“So, there’s going to be a lot of squirrels this year” amid the abundance of acorns, he said, “and next year there will be a lot of squirrels because they’ll have all this energy for the winter time, and they’ll have big broods. But then, next fall, there won’t be very many acorns, and the year after that, there will be even fewer — and those huge squirrel populations will crash. So it’s temporarily good for the squirrels, but in the long run, it crashes their population.”

Squirrel food
A gray squirrel transports a nut at Battle Creek Regional Park in Maplewood, Minn.
Jeffrey Thompson | MPR News file

Scientists aren’t exactly sure what triggers the mast years. They don’t seem to correspond to severe winters.

Experts don’t know, either, how all the oaks coordinate the effort — since an abundance of acorns on only a few trees wouldn’t outstrip the appetites of squirrels. It’s like a planned flood of acorns, intended to simply overwhelm consumers of the trees’ fruit. 

But it turns out squirrels can counterattack. 

“It’s weird, and people notice it,” said Eli Sagor, a University of Minnesota extension service forestry expert in Cloquet. 

In some places, in some years, with some squirrels — the animals go on offense and climb into oak trees, spot clusters of huge tasty acorns at the tips of branches too small to bear even a squirrel’s weight, and just chew off twigs to get to the nuts. In some places, the otherwise green, healthy-looking leaves rain down in veritable carpets. 

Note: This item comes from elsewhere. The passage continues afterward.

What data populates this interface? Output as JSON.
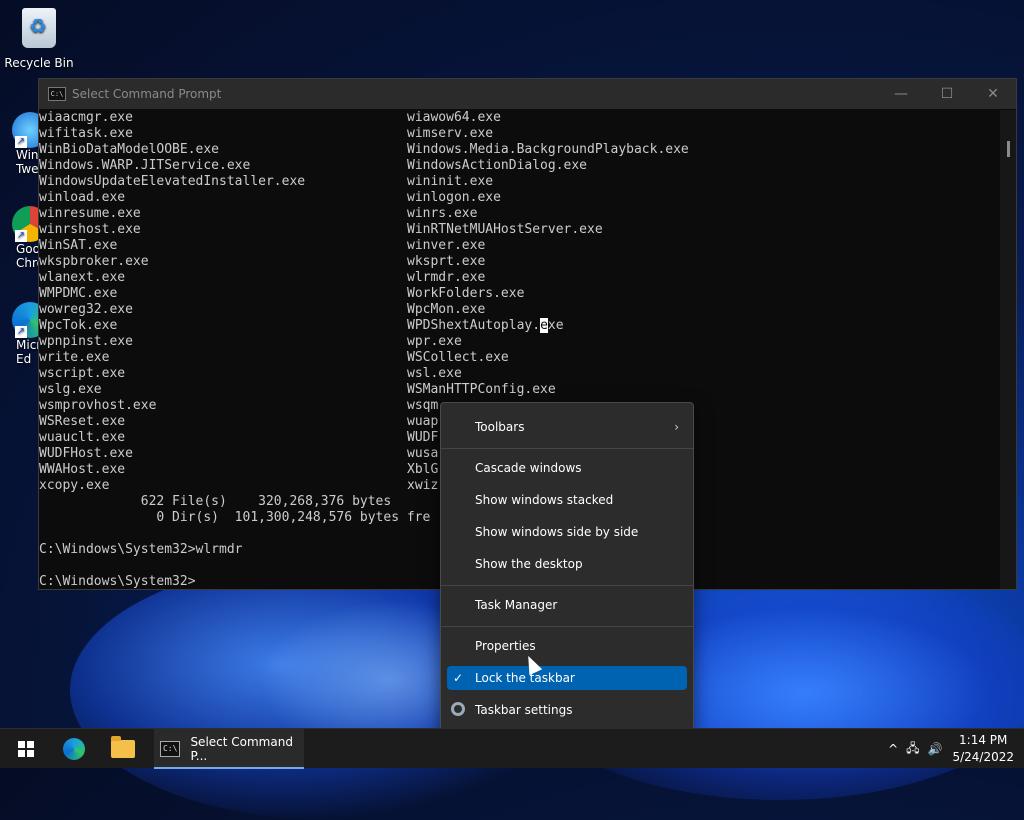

“Once they’re down on the ground, they’re easier to collect,” Sagor said of the acorn crop.  

But it doesn’t happen everywhere. And it may be that some squirrels are just a little sharper than others. 

Fallen leaves carpet a street
Green oak leaves carpet a street on Monday in St. Paul, where squirrels have been shearing off the tips of branches to harvest a surge of acorn growth, known as a "mast year."
Tim Nelson | MPR News

“It’s mostly gray squirrels,” said John Loegering, a professor of wildlife ecology in Crookston, Minn., and a wildlife specialist for the U of M’s extension service. “I’ve heard of squirrels doing this in Pennsylvania and Ohio. I wouldn’t be surprised if it was just one of those things, that there’s a certain fraction of squirrels that figured out this is the best way to get the acorns down early.” 

And if they teach their offspring to do it, that may be a survival advantage as well. Although the mast year bounty happens outside of typical squirrel breeding season, it may have a significant impact on winter survival. 

Loegering says there’s a similar phenomenon in deer: landowners sometimes put paper caps on tree seedling buds to keep deer from browsing them and stunting the trees. For some deer herds, it works. Others seem to have learned that they just have to unwrap their snack first. 

“Some deer figure it out. Some don’t,” Loegering said. 

Sagor, the forest expert, said that the excessive litter of green oak leaves and twigs on the ground in parts of the state may appear alarming. But he says trees and squirrels have evolved together for a long time, through mast years and otherwise. 

“It’s just nature happening,” Sagor said. “Nature is crazy.”